Citing PatentFiling datePublication dateApplicantTitle
US6249000 *Aug 3, 1998Jun 19, 2001Seiko Instruments Inc.Scanning probe microscope
US7114378 *Apr 14, 2005Oct 3, 2006Agilent Technologies, Inc.Planar resonant tunneling sensor and method of fabricating and using the same
Classifications
U.S. Classification850/7, 977/863, 850/33, 977/851, 850/56, 977/860, 977/872, 977/861
International ClassificationG01B7/34, G01Q20/04, G01Q70/08, G01Q10/06, G01Q60/16

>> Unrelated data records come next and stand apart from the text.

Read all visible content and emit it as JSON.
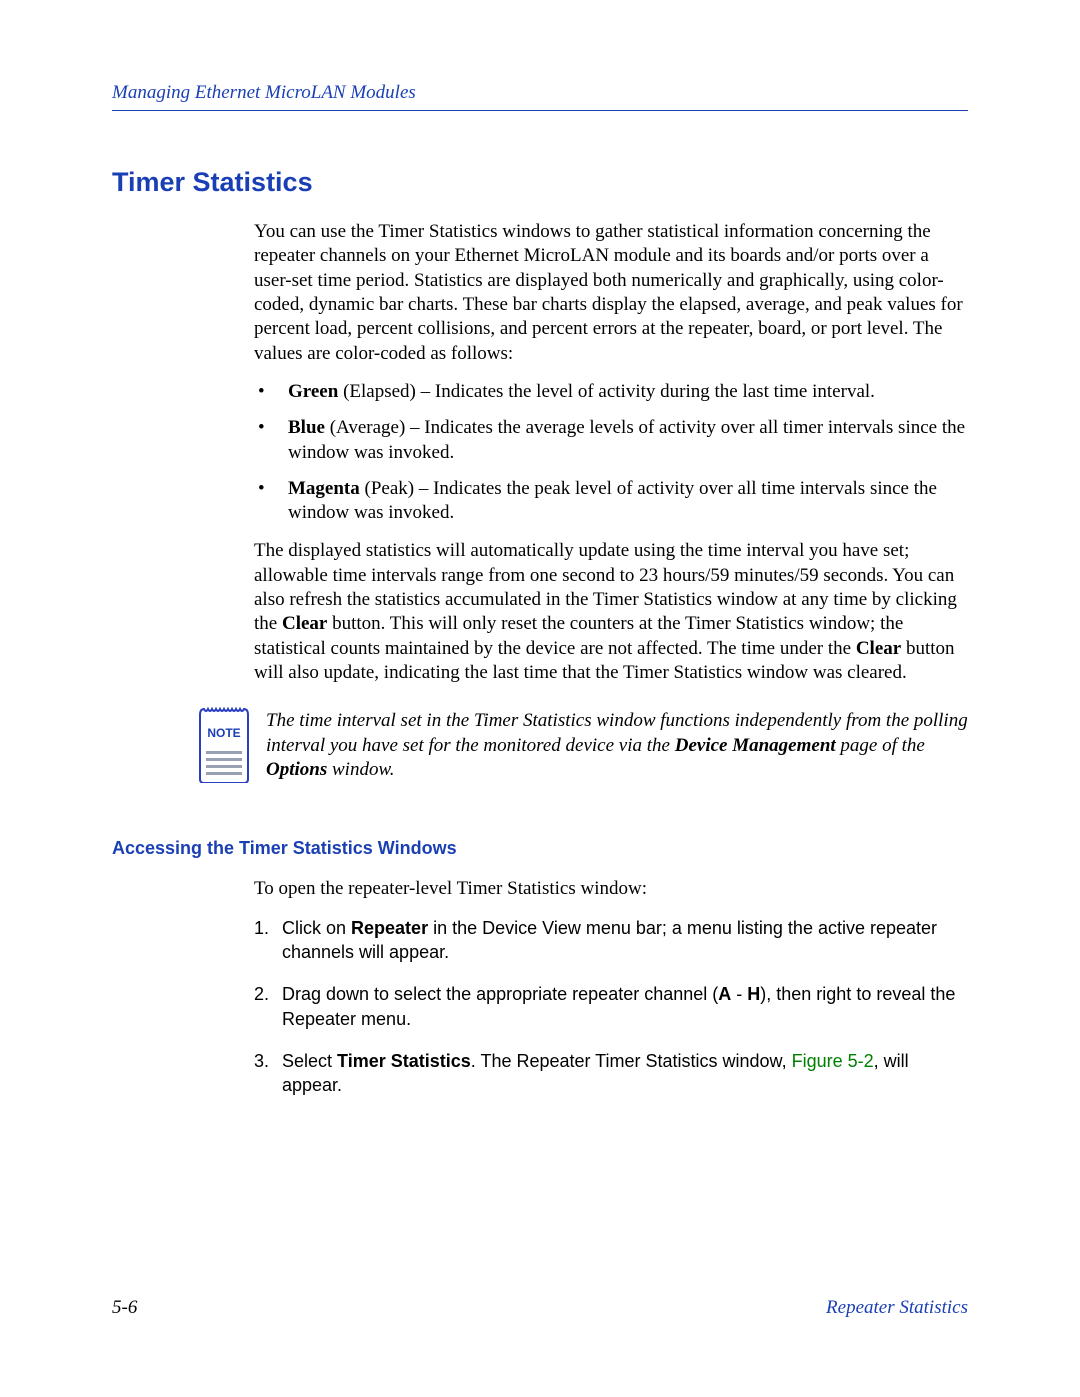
{
  "header": {
    "running": "Managing Ethernet MicroLAN Modules"
  },
  "section": {
    "title": "Timer Statistics",
    "intro": "You can use the Timer Statistics windows to gather statistical information concerning the repeater channels on your Ethernet MicroLAN module and its boards and/or ports over a user-set time period. Statistics are displayed both numerically and graphically, using color-coded, dynamic bar charts. These bar charts display the elapsed, average, and peak values for percent load, percent collisions, and percent errors at the repeater, board, or port level. The values are color-coded as follows:",
    "bullets": [
      {
        "label": "Green",
        "paren": "(Elapsed)",
        "desc": "– Indicates the level of activity during the last time interval."
      },
      {
        "label": "Blue",
        "paren": "(Average)",
        "desc": "– Indicates the average levels of activity over all timer intervals since the window was invoked."
      },
      {
        "label": "Magenta",
        "paren": "(Peak)",
        "desc": "– Indicates the peak level of activity over all time intervals since the window was invoked."
      }
    ],
    "para2_pre": "The displayed statistics will automatically update using the time interval you have set; allowable time intervals range from one second to 23 hours/59 minutes/59 seconds. You can also refresh the statistics accumulated in the Timer Statistics window at any time by clicking the ",
    "para2_b1": "Clear",
    "para2_mid": " button. This will only reset the counters at the Timer Statistics window; the statistical counts maintained by the device are not affected. The time under the ",
    "para2_b2": "Clear",
    "para2_post": " button will also update, indicating the last time that the Timer Statistics window was cleared."
  },
  "note": {
    "badge": "NOTE",
    "text_pre": "The time interval set in the Timer Statistics window functions independently from the polling interval you have set for the monitored device via the ",
    "bold1": "Device Management",
    "mid": " page of the ",
    "bold2": "Options",
    "post": " window."
  },
  "subsection": {
    "heading": "Accessing the Timer Statistics Windows",
    "lead": "To open the repeater-level Timer Statistics window:",
    "steps": {
      "s1_num": "1.",
      "s1_a": "Click on ",
      "s1_b": "Repeater",
      "s1_c": " in the Device View menu bar; a menu listing the active repeater channels will appear.",
      "s2_num": "2.",
      "s2_a": "Drag down to select the appropriate repeater channel (",
      "s2_b1": "A",
      "s2_mid": " - ",
      "s2_b2": "H",
      "s2_c": "), then right to reveal the Repeater menu.",
      "s3_num": "3.",
      "s3_a": "Select ",
      "s3_b": "Timer Statistics",
      "s3_c": ". The Repeater Timer Statistics window, ",
      "s3_fig": "Figure 5-2",
      "s3_d": ", will appear."
    }
  },
  "footer": {
    "page": "5-6",
    "section": "Repeater Statistics"
  }
}
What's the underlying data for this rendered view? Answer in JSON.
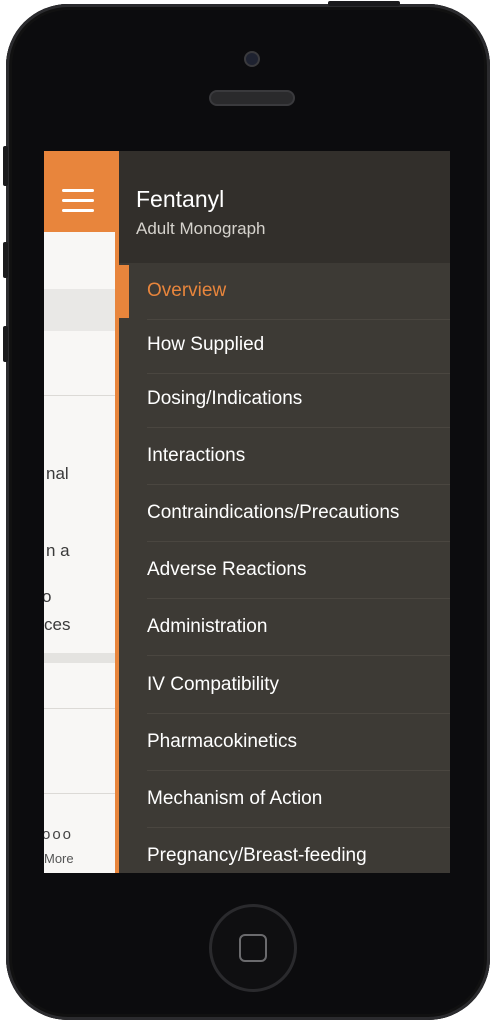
{
  "background_app": {
    "text_fragments": [
      "nal",
      "n a",
      "o",
      "ces"
    ],
    "dots": "ooo",
    "more_label": "More"
  },
  "drawer": {
    "title": "Fentanyl",
    "subtitle": "Adult Monograph",
    "items": [
      {
        "label": "Overview",
        "active": true
      },
      {
        "label": "How Supplied",
        "active": false
      },
      {
        "label": "Dosing/Indications",
        "active": false
      },
      {
        "label": "Interactions",
        "active": false
      },
      {
        "label": "Contraindications/Precautions",
        "active": false
      },
      {
        "label": "Adverse Reactions",
        "active": false
      },
      {
        "label": "Administration",
        "active": false
      },
      {
        "label": "IV Compatibility",
        "active": false
      },
      {
        "label": "Pharmacokinetics",
        "active": false
      },
      {
        "label": "Mechanism of Action",
        "active": false
      },
      {
        "label": "Pregnancy/Breast-feeding",
        "active": false
      }
    ]
  },
  "icons": {
    "menu": "hamburger-menu-icon",
    "home": "home-button-icon"
  },
  "colors": {
    "accent": "#e8853c",
    "drawer_bg": "#3d3a35",
    "drawer_header_bg": "#322f2b",
    "text": "#ffffff"
  }
}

Cooperative ClassificationY10S977/86, Y10S977/863, Y10S977/861, Y10S977/872, Y10S977/851, G01Q60/16, G01Q70/06, G01B7/34, B82Y35/00
European ClassificationB82Y35/00, G01B7/34, G01Q60/16, G01Q70/06

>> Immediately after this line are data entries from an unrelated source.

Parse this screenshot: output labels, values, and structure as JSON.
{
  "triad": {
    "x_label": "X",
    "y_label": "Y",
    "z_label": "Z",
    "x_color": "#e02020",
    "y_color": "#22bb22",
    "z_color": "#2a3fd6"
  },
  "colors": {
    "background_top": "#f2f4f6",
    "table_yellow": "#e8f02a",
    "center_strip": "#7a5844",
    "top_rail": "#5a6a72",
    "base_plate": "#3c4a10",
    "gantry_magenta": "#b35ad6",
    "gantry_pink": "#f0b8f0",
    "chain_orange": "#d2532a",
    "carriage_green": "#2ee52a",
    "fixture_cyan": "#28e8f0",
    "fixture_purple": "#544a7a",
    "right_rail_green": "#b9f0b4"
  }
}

Legal Events
DateCodeEventDescription
Sep 30, 2003FPExpired due to failure to pay maintenance fee
Effective date: 20030803
Aug 4, 2003LAPSLapse for failure to pay maintenance fees
Feb 19, 2003REMIMaintenance fee reminder mailed
Oct 24, 1997ASAssignment
Owner name: CSEM - CENTRE SUISSE D ELECTRONIQUE ET DE MICROTEC
Free format text: ASSIGNMENT OF ASSIGNORS INTEREST;ASSIGNOR:NIEDERMANN, PHILIPP;REEL/FRAME:008880/0924
Effective date: 19971020